Required work: Give the entries again, exactly as written.

Records to process:
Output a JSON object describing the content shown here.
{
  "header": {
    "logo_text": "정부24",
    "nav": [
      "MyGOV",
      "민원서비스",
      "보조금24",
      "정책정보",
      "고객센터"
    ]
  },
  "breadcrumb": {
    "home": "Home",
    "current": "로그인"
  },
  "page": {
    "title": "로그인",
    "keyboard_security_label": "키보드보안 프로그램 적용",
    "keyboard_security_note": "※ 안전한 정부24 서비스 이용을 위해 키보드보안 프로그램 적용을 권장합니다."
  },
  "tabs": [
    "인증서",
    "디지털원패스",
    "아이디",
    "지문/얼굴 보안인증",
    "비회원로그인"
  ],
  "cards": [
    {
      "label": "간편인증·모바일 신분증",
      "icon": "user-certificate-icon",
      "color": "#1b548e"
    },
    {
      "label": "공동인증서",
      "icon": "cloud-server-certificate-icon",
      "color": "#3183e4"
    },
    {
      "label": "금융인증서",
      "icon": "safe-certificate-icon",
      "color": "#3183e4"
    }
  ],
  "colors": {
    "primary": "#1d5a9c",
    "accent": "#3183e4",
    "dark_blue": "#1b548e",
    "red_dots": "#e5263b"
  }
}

Your solution:
Output a JSON object describing the content shown here.
{
  "header": {
    "logo_text": "정부24",
    "nav": [
      "MyGOV",
      "민원서비스",
      "보조금24",
      "정책정보",
      "고객센터"
    ]
  },
  "breadcrumb": {
    "home": "Home",
    "current": "로그인"
  },
  "page": {
    "title": "로그인",
    "keyboard_security_label": "키보드보안 프로그램 적용",
    "keyboard_security_note": "※ 안전한 정부24 서비스 이용을 위해 키보드보안 프로그램 적용을 권장합니다."
  },
  "tabs": [
    "인증서",
    "디지털원패스",
    "아이디",
    "지문/얼굴 보안인증",
    "비회원로그인"
  ],
  "cards": [
    {
      "label": "간편인증·모바일 신분증",
      "icon": "user-certificate-icon",
      "color": "#1b548e"
    },
    {
      "label": "공동인증서",
      "icon": "cloud-server-certificate-icon",
      "color": "#3183e4"
    },
    {
      "label": "금융인증서",
      "icon": "safe-certificate-icon",
      "color": "#3183e4"
    }
  ],
  "colors": {
    "primary": "#1d5a9c",
    "accent": "#3183e4",
    "dark_blue": "#1b548e",
    "red_dots": "#e5263b"
  }
}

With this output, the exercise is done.